Dissenting in Part
I support the allegations in the complaint that Xpics Publishing, Inc. and the other defendants engaged in deceptive acts or practices in violation of Section 5 of the FTC Act by representing to visitors to their pornographic web sites that they were requesting the visitors' credit card information only to verify that the visitors were of legal age to view the pornographic materials. In fact, defendants were requesting such information not only for age verification but also in order to charge monthly fees to the visitors' credit cards. I also support the allegations that defendants violated Section 5 by misrepresenting their free trial period, cancellation, and refund policies and violated the Truth in Lending Act by failing to credit consumers' credit card accounts within seven days of forgiving a debt for services.
The stipulated final judgment and order for permanent injunction and consumer redress prohibits defendants from making the same types of misrepresentations as alleged in the complaint and from engaging in unauthorized billing. It also prohibits defendants from requesting any payment information, except for the purpose of age verification, before ensuring that the consumer has accessed and agreed through a check-off procedure to the material terms and conditions of the transaction. I find these requirements reasonably related to the violations alleged in the complaint and therefore support them.

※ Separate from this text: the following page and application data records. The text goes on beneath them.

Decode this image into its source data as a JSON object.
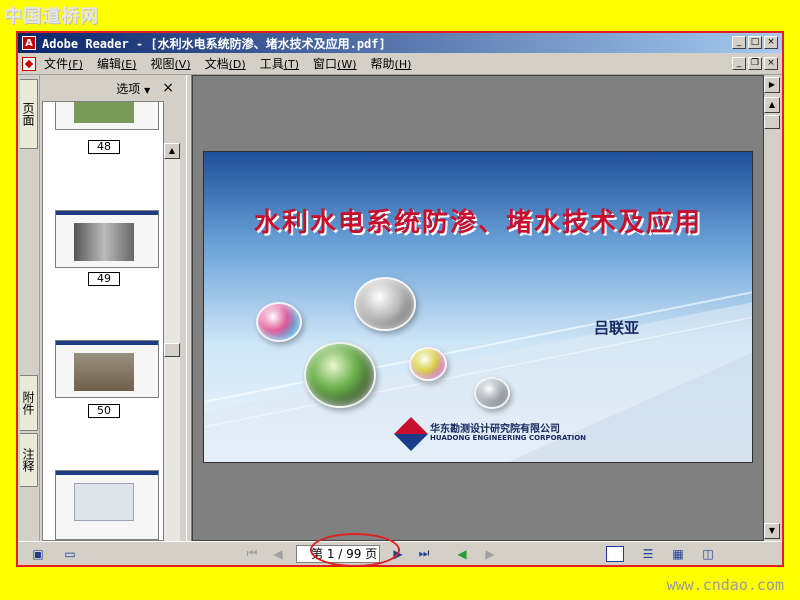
{
  "watermark": {
    "top": "中国道桥网",
    "bottom": "www.cndao.com"
  },
  "window": {
    "title": "Adobe Reader - [水利水电系统防渗、堵水技术及应用.pdf]",
    "buttons": [
      "_",
      "□",
      "×"
    ]
  },
  "menu": {
    "items": [
      {
        "label": "文件",
        "accel": "(F)"
      },
      {
        "label": "编辑",
        "accel": "(E)"
      },
      {
        "label": "视图",
        "accel": "(V)"
      },
      {
        "label": "文档",
        "accel": "(D)"
      },
      {
        "label": "工具",
        "accel": "(T)"
      },
      {
        "label": "窗口",
        "accel": "(W)"
      },
      {
        "label": "帮助",
        "accel": "(H)"
      }
    ]
  },
  "sidebar": {
    "tabs": {
      "pages": "页面",
      "attachments": "附件",
      "comments": "注释"
    },
    "options_label": "选项",
    "close_label": "×",
    "thumbnails": [
      {
        "page": "48",
        "tint": "#7a9a5a"
      },
      {
        "page": "49",
        "tint": "#8a8f8a"
      },
      {
        "page": "50",
        "tint": "#7f6f5a"
      },
      {
        "page": "",
        "tint": "#b0b8c8"
      }
    ]
  },
  "slide": {
    "title": "水利水电系统防渗、堵水技术及应用",
    "author": "吕联亚",
    "org_cn": "华东勘测设计研究院有限公司",
    "org_en": "HUADONG ENGINEERING CORPORATION"
  },
  "navigation": {
    "page_display": "第 1 / 99 页",
    "current_page": 1,
    "total_pages": 99
  },
  "icons": {
    "first": "first-page-icon",
    "prev": "previous-page-icon",
    "next": "next-page-icon",
    "last": "last-page-icon",
    "back": "go-back-icon",
    "forward": "go-forward-icon"
  },
  "colors": {
    "window_border_highlight": "#e02020",
    "title_text": "#c8102e",
    "titlebar": "#0a246a"
  }
}
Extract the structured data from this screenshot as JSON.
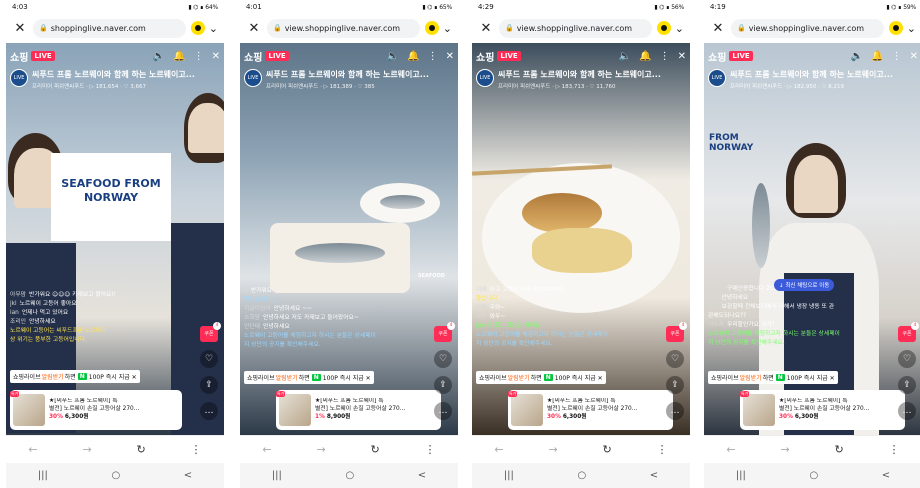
{
  "common": {
    "shop_label": "쇼핑",
    "live_label": "LIVE",
    "title": "씨푸드 프롬 노르웨이와 함께 하는 노르웨이고...",
    "channel": "프리미어 피쉬앤씨푸드",
    "promo_prefix": "쇼핑라이브",
    "promo_alarm": "알림받기",
    "promo_mid": "하면",
    "promo_npay": "N",
    "promo_points": "100P",
    "promo_suffix": "즉시 지급",
    "product_line1": "★[씨푸드 프롬 노르웨이] 특",
    "product_line2": "별전] 노르웨이 손질 고등어살 270...",
    "product_tag": "특가",
    "coupon_label": "쿠폰",
    "coupon_count": "4",
    "nav_icons": [
      "←",
      "→",
      "↻",
      "⋮"
    ],
    "sys_icons": [
      "|||",
      "○",
      "<"
    ]
  },
  "screens": [
    {
      "time": "4:03",
      "battery": "64%",
      "url": "shoppinglive.naver.com",
      "stats": "· ▷ 181,654 · ♡ 3,667",
      "chat": [
        {
          "name": "아무맘",
          "text": "반가워요 ☺☺☺ 카제보고 왔어요!!",
          "style": ""
        },
        {
          "name": "jkl",
          "text": "노르웨이 고등어 좋아요",
          "style": ""
        },
        {
          "name": "ian",
          "text": "언제나 먹고 있어요",
          "style": ""
        },
        {
          "name": "조리인",
          "text": "안녕하세요",
          "style": ""
        },
        {
          "name": "",
          "text": "노르웨이 고등어는 씨푸드프롬 노르웨이",
          "style": "y"
        },
        {
          "name": "",
          "text": "상 위기는 풍부한 고등어입니다.",
          "style": "y"
        }
      ],
      "board_text": "SEAFOOD FROM NORWAY",
      "price_pct": "30%",
      "price": "6,300원"
    },
    {
      "time": "4:01",
      "battery": "65%",
      "url": "view.shoppinglive.naver.com",
      "stats": "· ▷ 181,389 · ♡ 385",
      "chat": [
        {
          "name": "g",
          "text": "반가워요",
          "style": ""
        },
        {
          "name": "",
          "text": "반갑습니다 ~",
          "style": "b"
        },
        {
          "name": "지글이엄마",
          "text": "안녕하세요 ~~",
          "style": ""
        },
        {
          "name": "소희맘",
          "text": "안녕하세요 저도 카제보고 들어왔어요~",
          "style": ""
        },
        {
          "name": "안단테",
          "text": "안녕하세요",
          "style": ""
        },
        {
          "name": "",
          "text": "노르웨이 고등어를 체험하고자 하시는 분들은 상세페이",
          "style": "b"
        },
        {
          "name": "",
          "text": "지 상단의 공지를 확인해주세요.",
          "style": "b"
        }
      ],
      "board_text": "SEAFOOD",
      "price_pct": "1%",
      "price": "8,900원"
    },
    {
      "time": "4:29",
      "battery": "56%",
      "url": "view.shoppinglive.naver.com",
      "stats": "· ▷ 183,713 · ♡ 11,760",
      "chat": [
        {
          "name": "지혜",
          "text": "아고 고등어 진짜 맛있어보여요",
          "style": ""
        },
        {
          "name": "",
          "text": "좋습니다",
          "style": "y"
        },
        {
          "name": "빵빵",
          "text": "우와~",
          "style": ""
        },
        {
          "name": "당근",
          "text": "와우~",
          "style": ""
        },
        {
          "name": "",
          "text": "Jan 맛 최고 하는건 어때요",
          "style": "g"
        },
        {
          "name": "",
          "text": "노르웨이 고등어를 체험하고자 하시는 분들은 상세페이",
          "style": "b"
        },
        {
          "name": "",
          "text": "지 상단의 공지를 확인해주세요.",
          "style": "b"
        }
      ],
      "board_text": "",
      "price_pct": "30%",
      "price": "6,300원"
    },
    {
      "time": "4:19",
      "battery": "59%",
      "url": "view.shoppinglive.naver.com",
      "stats": "· ▷ 182,950 · ♡ 8,219",
      "chat": [
        {
          "name": "조아라",
          "text": "구매인증합니다 2021121-11400001",
          "style": ""
        },
        {
          "name": "ke1",
          "text": "안녕하세요",
          "style": ""
        },
        {
          "name": "풍이",
          "text": "보관할때 전체보지에서 다해서 냉장 냉동 또 관",
          "style": ""
        },
        {
          "name": "",
          "text": "관해도되나요??",
          "style": ""
        },
        {
          "name": "나누자",
          "text": "우리할인가요 가격?",
          "style": ""
        },
        {
          "name": "",
          "text": "노르웨이 고등어를 체험하고자 하시는 분들은 상세페이",
          "style": "g"
        },
        {
          "name": "",
          "text": "지 상단의 공지를 확인해주세요.",
          "style": "g"
        }
      ],
      "new_chat_label": "↓ 최신 채팅으로 이동",
      "board_text": "FROM NORWAY",
      "price_pct": "30%",
      "price": "6,300원"
    }
  ]
}
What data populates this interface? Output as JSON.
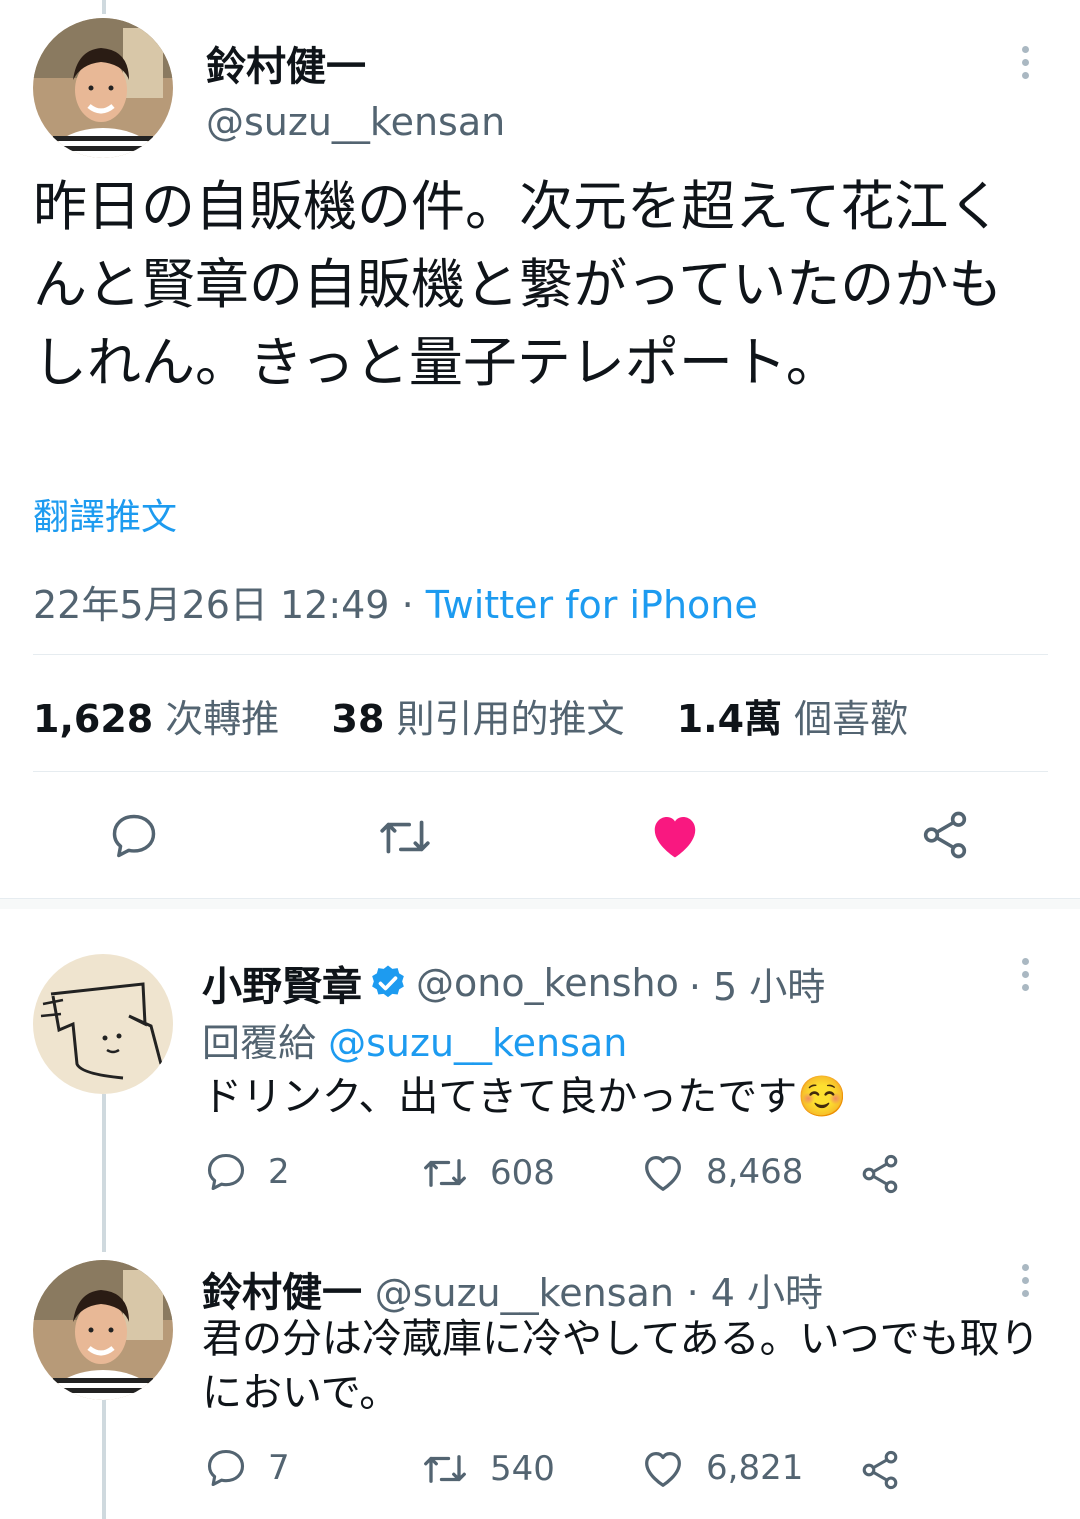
{
  "main_tweet": {
    "display_name": "鈴村健一",
    "handle": "@suzu__kensan",
    "text": "昨日の自販機の件。次元を超えて花江くんと賢章の自販機と繋がっていたのかもしれん。きっと量子テレポート。",
    "translate_label": "翻譯推文",
    "timestamp": "22年5月26日 12:49",
    "separator": " · ",
    "source": "Twitter for iPhone",
    "stats": {
      "retweets_count": "1,628",
      "retweets_label": "次轉推",
      "quotes_count": "38",
      "quotes_label": "則引用的推文",
      "likes_count": "1.4萬",
      "likes_label": "個喜歡"
    },
    "liked": true,
    "heart_color": "#f91880"
  },
  "replies": [
    {
      "display_name": "小野賢章",
      "verified": true,
      "handle": "@ono_kensho",
      "time": "· 5 小時",
      "reply_to_label": "回覆給",
      "reply_to_handle": "@suzu__kensan",
      "text": "ドリンク、出てきて良かったです",
      "emoji": "☺️",
      "reply_count": "2",
      "retweet_count": "608",
      "like_count": "8,468"
    },
    {
      "display_name": "鈴村健一",
      "handle": "@suzu__kensan",
      "time": "· 4 小時",
      "text": "君の分は冷蔵庫に冷やしてある。いつでも取りにおいで。",
      "reply_count": "7",
      "retweet_count": "540",
      "like_count": "6,821"
    }
  ],
  "colors": {
    "link_blue": "#1d9bf0",
    "secondary_gray": "#536471",
    "verified_blue": "#1d9bf0"
  }
}
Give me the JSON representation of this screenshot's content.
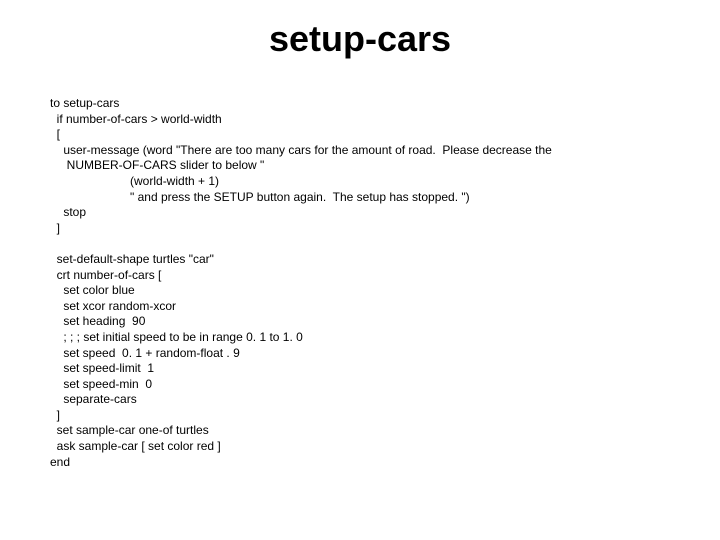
{
  "title": "setup-cars",
  "code": {
    "l01": "to setup-cars",
    "l02": "  if number-of-cars > world-width",
    "l03": "  [",
    "l04": "    user-message (word \"There are too many cars for the amount of road.  Please decrease the",
    "l05": "     NUMBER-OF-CARS slider to below \"",
    "l06": "                        (world-width + 1)",
    "l07": "                        \" and press the SETUP button again.  The setup has stopped. \")",
    "l08": "    stop",
    "l09": "  ]",
    "l10": "",
    "l11": "  set-default-shape turtles \"car\"",
    "l12": "  crt number-of-cars [",
    "l13": "    set color blue",
    "l14": "    set xcor random-xcor",
    "l15": "    set heading  90",
    "l16": "    ; ; ; set initial speed to be in range 0. 1 to 1. 0",
    "l17": "    set speed  0. 1 + random-float . 9",
    "l18": "    set speed-limit  1",
    "l19": "    set speed-min  0",
    "l20": "    separate-cars",
    "l21": "  ]",
    "l22": "  set sample-car one-of turtles",
    "l23": "  ask sample-car [ set color red ]",
    "l24": "end"
  }
}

Part II.E. of the stipulated final judgment and order, however, also requires defendants to give consumers an opportunity to indicate whether they authorize defendants to transfer to a third party any payment or billing information provided by the consumer. Defendants must also inform the consumer of what information they are collecting, their intended use of the information, and the third parties to whom defendants will disclose the information. Id. The proviso to Part III. of the order also prohibits defendants from transferring certain information -- the consumer's name, zip code, card number, email address, billing address, and card expiration date -- without obtaining the consumer's consent through the check-off procedure. I do not believe that the complaint allegations support the imposition of these requirements, which are related generally to consumers' privacy rather than specifically to protecting them from unauthorized billing.
At its core, the complaint alleges that defendants made an implied representation that they would use the credit card information only to verify age and that this representation was false because defendants also used their customers' billing information to place unauthorized charges on their credit cards. There is no allegation that defendants transferred consumers' billing information, or other personal information, to third parties.(1) I object to the privacy provisions in the order because they are not reasonably related to the complaint allegations, which do not implicate privacy concerns but merely involve misrepresentations and unauthorized billing violations. In the absence of a transfer of information to a third party, I do not believe that a false claim as to how billing information will be used internally is sufficient to justify imposing privacy requirements.(2) Accordingly, I dissent from Part II.E. and from the proviso to Part III. of the proposed order.
1. Asking the credit card issuer to place a charge on a customer's account is not a disclosure of billing information to a third party. The credit card issuer already has the consumer's name, account number, and other information with the full knowledge and consent of the consumer.
2. In certain exceptional circumstances, a misrepresentation as to how a firm will use personal information internally may warrant limited privacy requirements in an order. See Liberty Financial Cos., Inc., Dkt. No. C-3891 (1999) (misrepresentation that financial information obtained from children would be maintained in an anonymous manner).